**PROBLEM STATEMENT**
Check every line of the data for the word "this", and copy those that have it.

------

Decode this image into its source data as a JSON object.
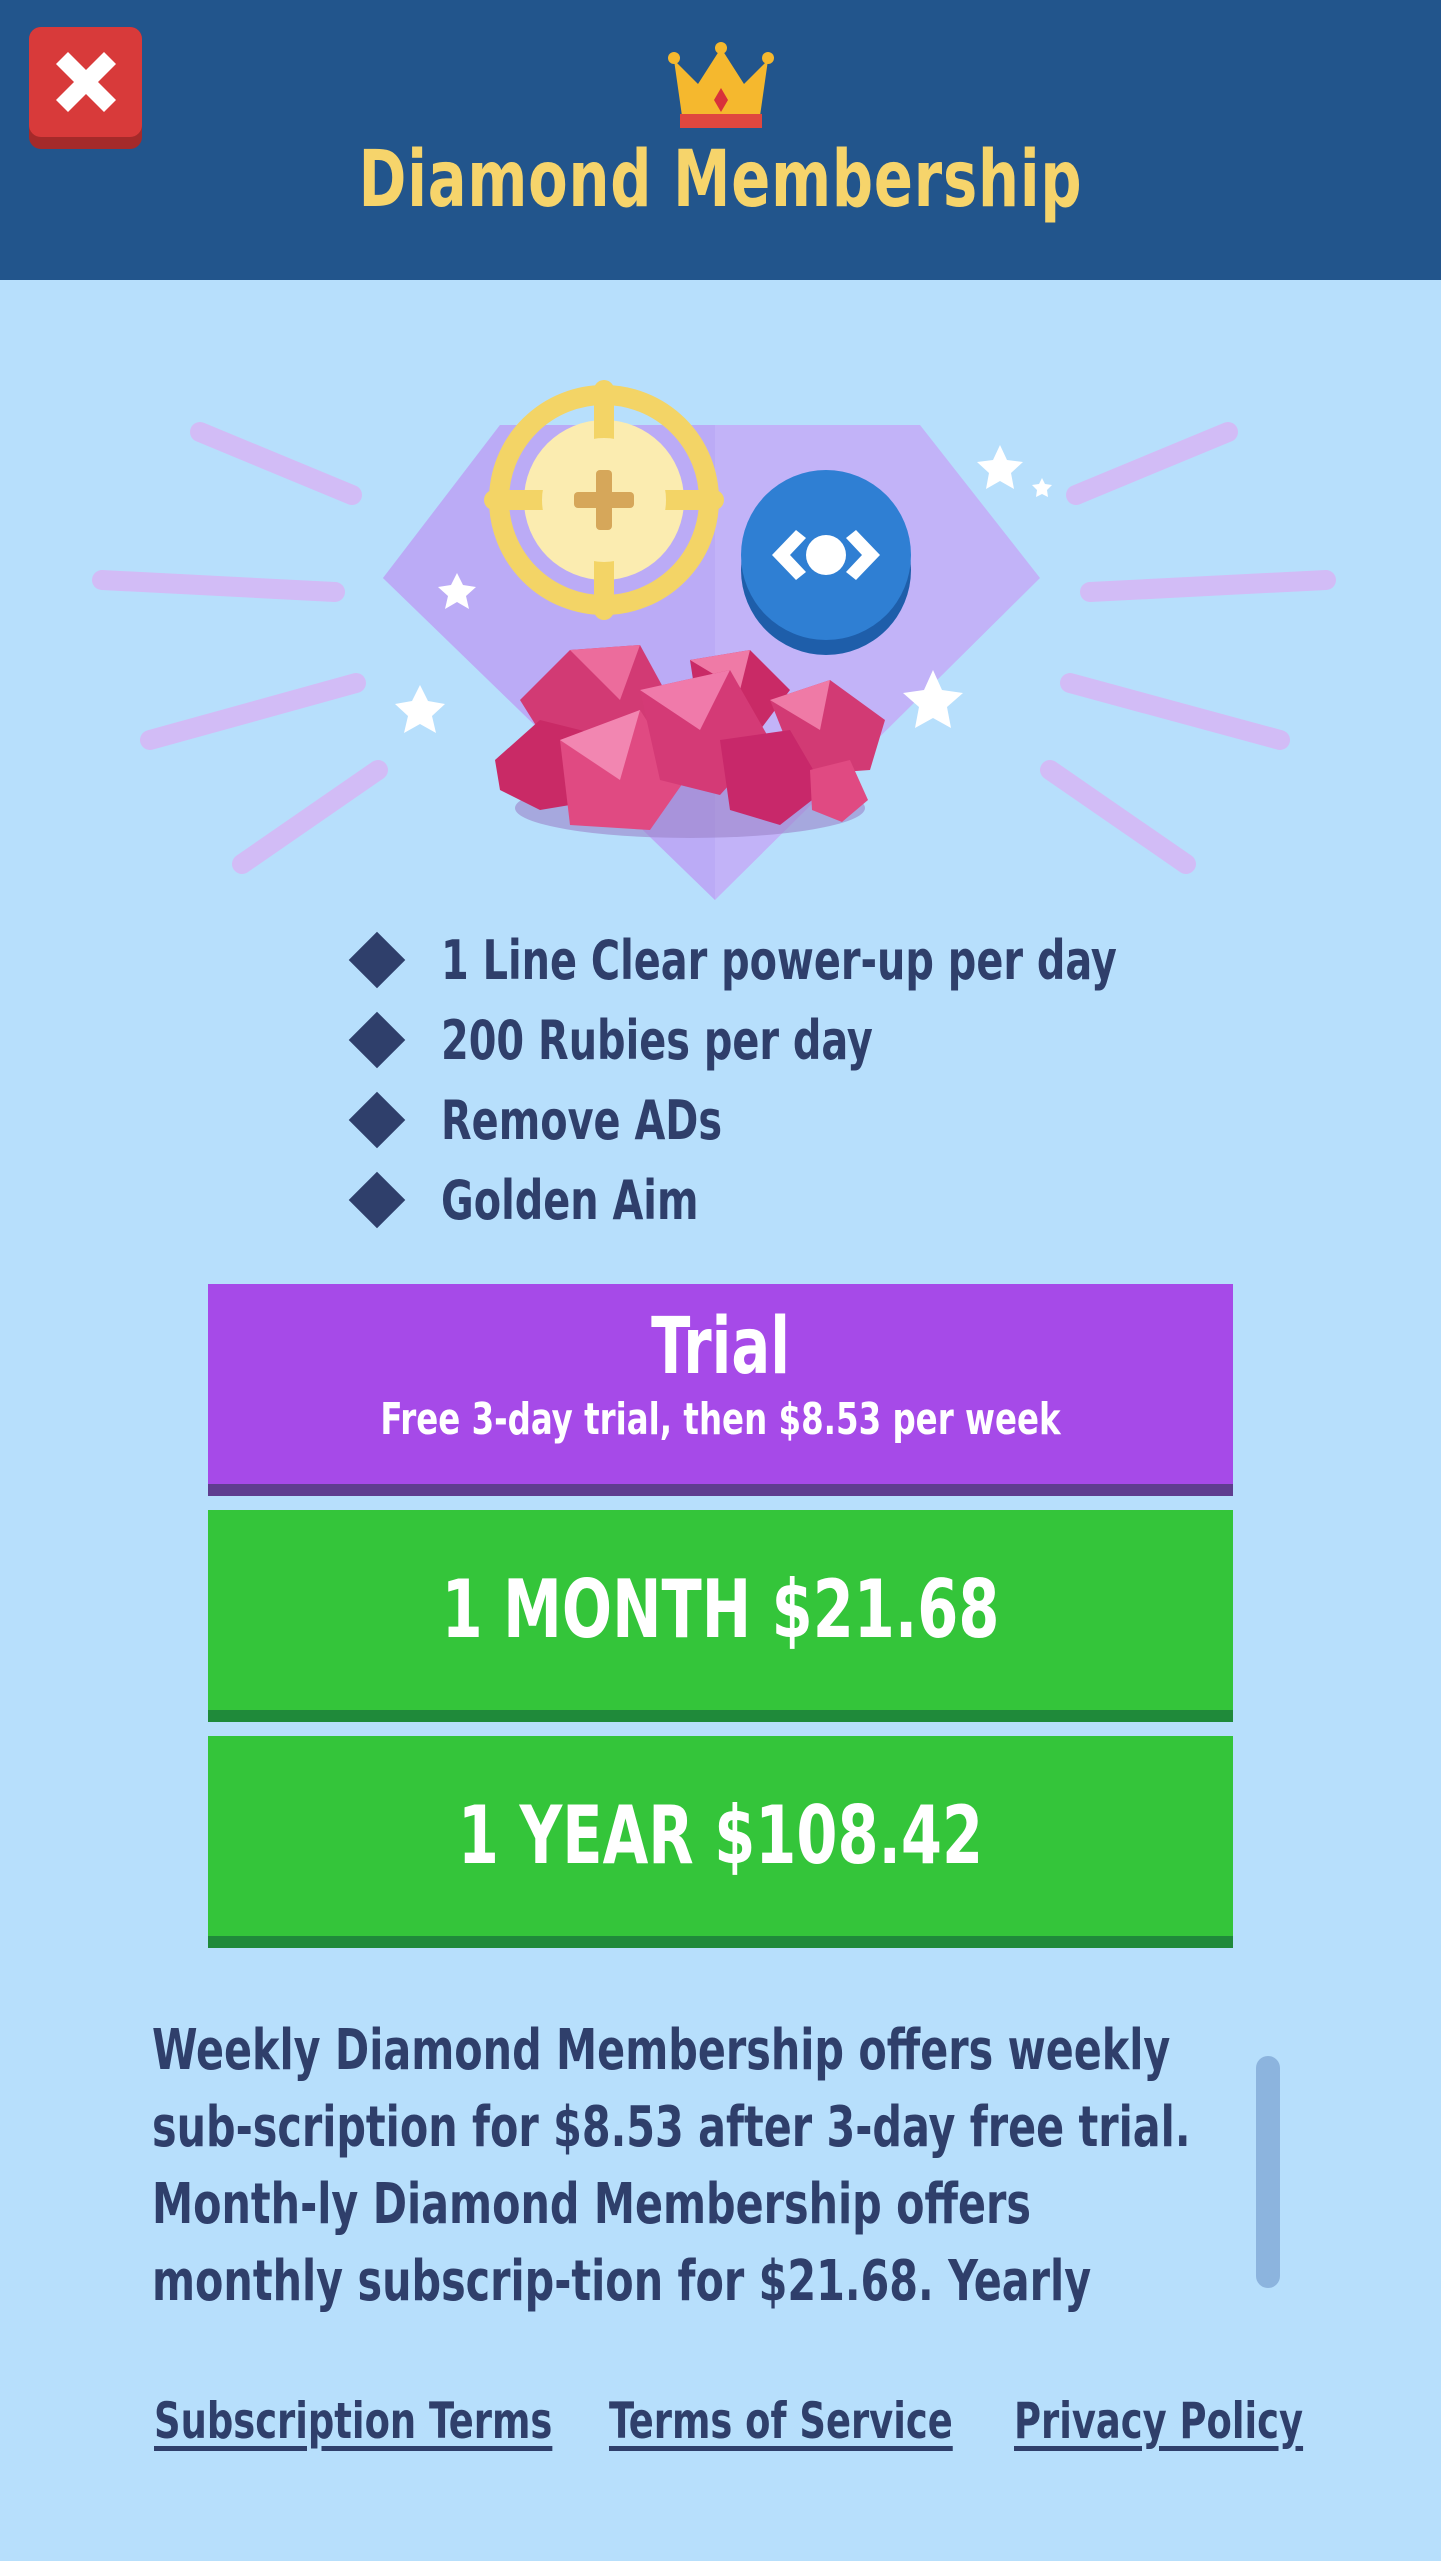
{
  "header": {
    "title": "Diamond Membership",
    "close_icon": "close-x-icon",
    "crown_icon": "crown-icon"
  },
  "hero": {
    "icons": [
      "golden-aim-icon",
      "line-clear-icon",
      "rubies-icon",
      "diamond-icon",
      "sparkle-star-icon"
    ]
  },
  "features": [
    "1 Line Clear power-up per day",
    "200 Rubies per day",
    "Remove ADs",
    "Golden Aim"
  ],
  "plans": {
    "trial": {
      "title": "Trial",
      "subtitle": "Free 3-day trial, then $8.53 per week"
    },
    "month": {
      "label": "1 MONTH $21.68"
    },
    "year": {
      "label": "1 YEAR $108.42"
    }
  },
  "description": "Weekly Diamond Membership offers weekly sub-scription for $8.53 after 3-day free trial. Month-ly Diamond Membership offers monthly subscrip-tion for $21.68. Yearly Diamond Membership",
  "footer": {
    "subscription_terms": "Subscription Terms",
    "terms_of_service": "Terms of Service",
    "privacy_policy": "Privacy Policy"
  },
  "colors": {
    "header_bg": "#22558c",
    "page_bg": "#b7dffc",
    "title": "#f6d46b",
    "trial": "#a64ae8",
    "paid": "#34c53a",
    "text": "#2f3f6b",
    "close": "#d83a3a"
  }
}
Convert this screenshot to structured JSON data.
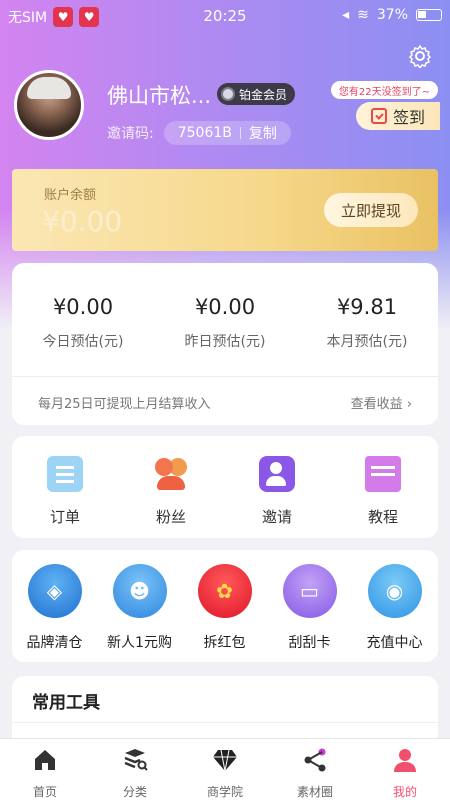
{
  "status_bar": {
    "carrier": "无SIM",
    "time": "20:25",
    "battery": "37%"
  },
  "profile": {
    "name": "佛山市松...",
    "level_badge": "铂金会员",
    "invite_label": "邀请码:",
    "invite_code": "75061B",
    "copy_label": "复制"
  },
  "signin": {
    "tip": "您有22天没签到了~",
    "label": "签到"
  },
  "balance": {
    "label": "账户余额",
    "value": "¥0.00",
    "withdraw_label": "立即提现"
  },
  "earnings": {
    "items": [
      {
        "value": "¥0.00",
        "label": "今日预估(元)"
      },
      {
        "value": "¥0.00",
        "label": "昨日预估(元)"
      },
      {
        "value": "¥9.81",
        "label": "本月预估(元)"
      }
    ],
    "note": "每月25日可提现上月结算收入",
    "link": "查看收益"
  },
  "quick_actions": [
    {
      "label": "订单",
      "icon": "order-clipboard-icon"
    },
    {
      "label": "粉丝",
      "icon": "fans-people-icon"
    },
    {
      "label": "邀请",
      "icon": "invite-user-icon"
    },
    {
      "label": "教程",
      "icon": "tutorial-folder-icon"
    }
  ],
  "promos": [
    {
      "label": "品牌清仓",
      "icon": "tag-icon",
      "color": "#2a8be4"
    },
    {
      "label": "新人1元购",
      "icon": "users-icon",
      "color": "#3d9ee8"
    },
    {
      "label": "拆红包",
      "icon": "money-bag-icon",
      "color": "#f02a3c"
    },
    {
      "label": "刮刮卡",
      "icon": "card-icon",
      "color": "#a277f0"
    },
    {
      "label": "充值中心",
      "icon": "recharge-bag-icon",
      "color": "#3aa6ee"
    }
  ],
  "tools": {
    "title": "常用工具"
  },
  "tabs": [
    {
      "label": "首页",
      "icon": "home-icon"
    },
    {
      "label": "分类",
      "icon": "category-search-icon"
    },
    {
      "label": "商学院",
      "icon": "diamond-icon"
    },
    {
      "label": "素材圈",
      "icon": "share-icon"
    },
    {
      "label": "我的",
      "icon": "user-icon",
      "active": true
    }
  ],
  "colors": {
    "accent": "#f0506e",
    "gradient_start": "#d384f0",
    "gradient_end": "#8c8ff2",
    "gold": "#f6d88a"
  }
}
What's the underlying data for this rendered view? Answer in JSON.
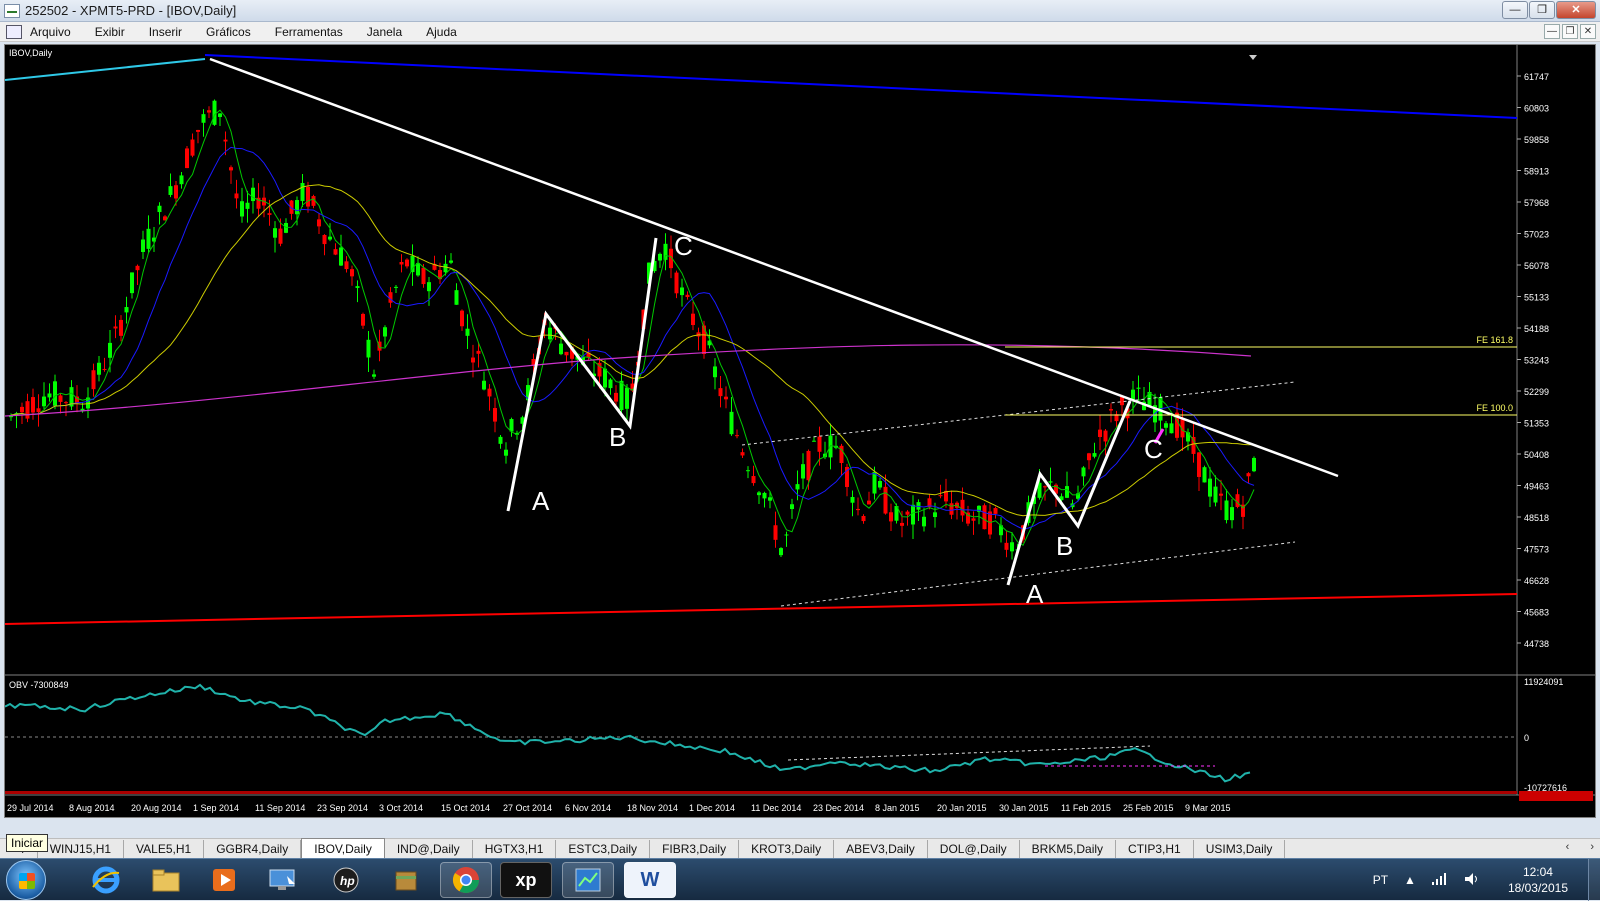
{
  "window": {
    "title": "252502 - XPMT5-PRD - [IBOV,Daily]",
    "min_glyph": "—",
    "restore_glyph": "❐",
    "close_glyph": "✕"
  },
  "menu": [
    "Arquivo",
    "Exibir",
    "Inserir",
    "Gráficos",
    "Ferramentas",
    "Janela",
    "Ajuda"
  ],
  "chart": {
    "symbol_label": "IBOV,Daily",
    "obv_label": "OBV -7300849",
    "price_ticks": [
      "61747",
      "60803",
      "59858",
      "58913",
      "57968",
      "57023",
      "56078",
      "55133",
      "54188",
      "53243",
      "52299",
      "51353",
      "50408",
      "49463",
      "48518",
      "47573",
      "46628",
      "45683",
      "44738"
    ],
    "obv_ticks": [
      "11924091",
      "0",
      "-10727616"
    ],
    "date_ticks": [
      "29 Jul 2014",
      "8 Aug 2014",
      "20 Aug 2014",
      "1 Sep 2014",
      "11 Sep 2014",
      "23 Sep 2014",
      "3 Oct 2014",
      "15 Oct 2014",
      "27 Oct 2014",
      "6 Nov 2014",
      "18 Nov 2014",
      "1 Dec 2014",
      "11 Dec 2014",
      "23 Dec 2014",
      "8 Jan 2015",
      "20 Jan 2015",
      "30 Jan 2015",
      "11 Feb 2015",
      "25 Feb 2015",
      "9 Mar 2015"
    ],
    "fe_labels": [
      "FE 161.8",
      "FE 100.0"
    ],
    "wave_labels": [
      "A",
      "B",
      "C",
      "A",
      "B",
      "C"
    ],
    "colors": {
      "background": "#000000",
      "bull": "#00ff00",
      "bear": "#ff0000",
      "ma_fast": "#00c800",
      "ma_mid": "#1a1aff",
      "ma_slow": "#cccc00",
      "ma_long": "#cc33cc",
      "trendline": "#ffffff",
      "resistance": "#0000ff",
      "support": "#ff0000",
      "obv": "#20b2aa",
      "fibo": "#ffff66"
    }
  },
  "tabs": [
    "4",
    "WINJ15,H1",
    "VALE5,H1",
    "GGBR4,Daily",
    "IBOV,Daily",
    "IND@,Daily",
    "HGTX3,H1",
    "ESTC3,Daily",
    "FIBR3,Daily",
    "KROT3,Daily",
    "ABEV3,Daily",
    "DOL@,Daily",
    "BRKM5,Daily",
    "CTIP3,H1",
    "USIM3,Daily"
  ],
  "active_tab": "IBOV,Daily",
  "tab_arrows": [
    "‹",
    "›"
  ],
  "tooltip": "Iniciar",
  "taskbar": {
    "icons": [
      "windows-start",
      "internet-explorer",
      "file-explorer",
      "media-player",
      "remote-desktop",
      "hp-support",
      "archive-manager",
      "chrome",
      "xp-investimentos",
      "metatrader",
      "word"
    ],
    "xp_text": "xp",
    "word_text": "W",
    "language": "PT",
    "time": "12:04",
    "date": "18/03/2015"
  }
}
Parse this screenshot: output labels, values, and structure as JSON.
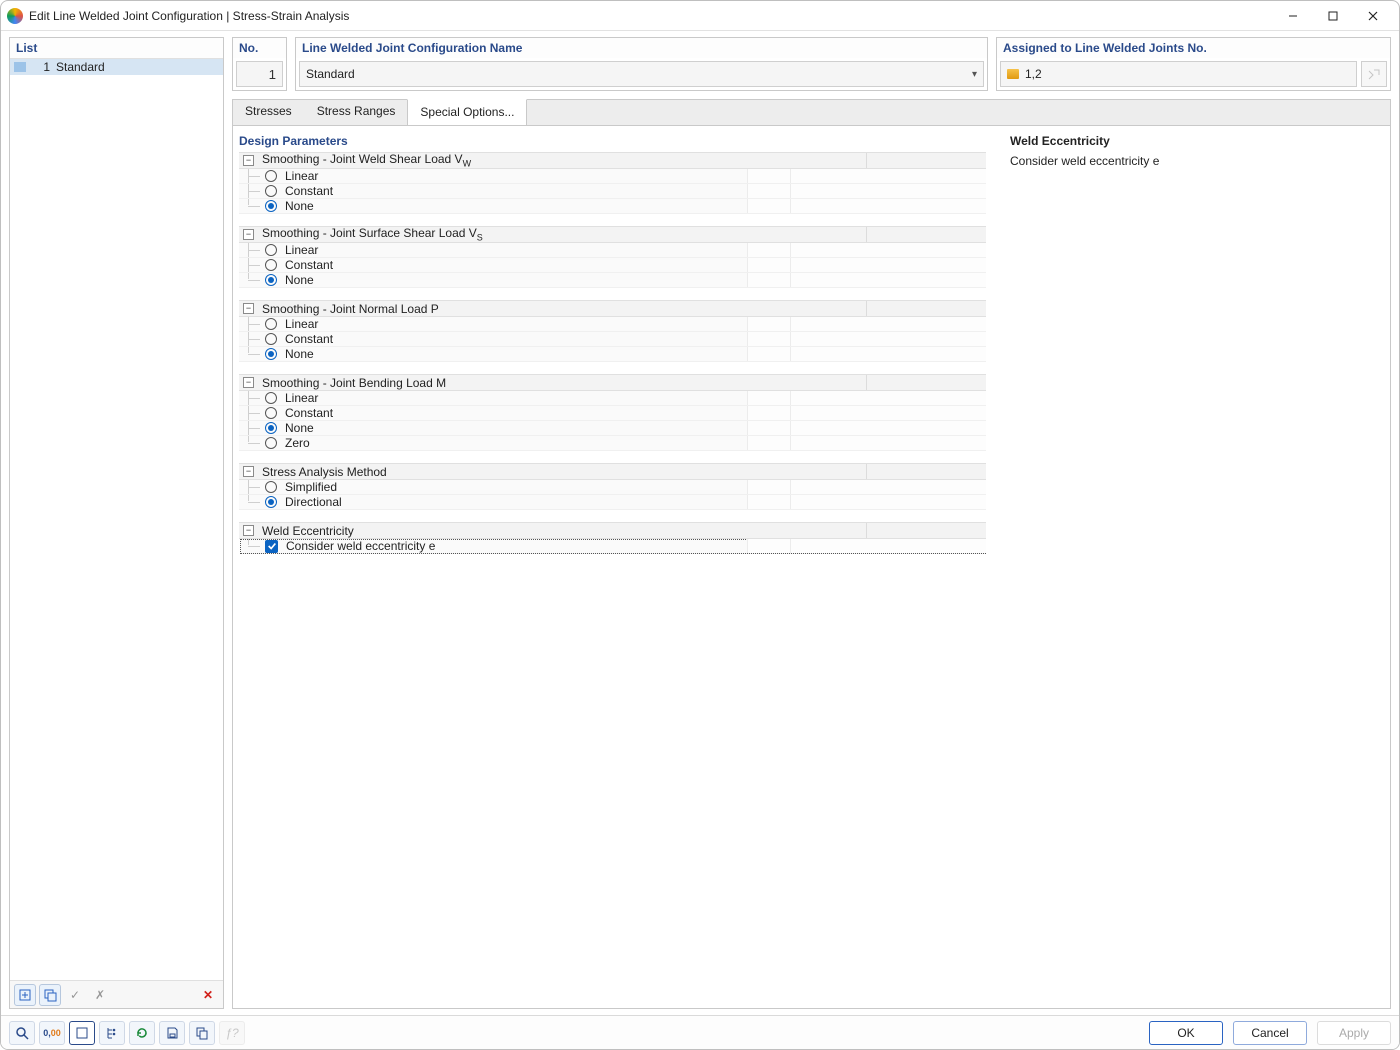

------

**RESULT OF THE EXERCISE**
Decode this image into its source data as a JSON object.
Convert this screenshot to structured JSON data.
What's the underlying data for this rendered view? Answer in JSON.
Parse this screenshot: output labels, values, and structure as JSON.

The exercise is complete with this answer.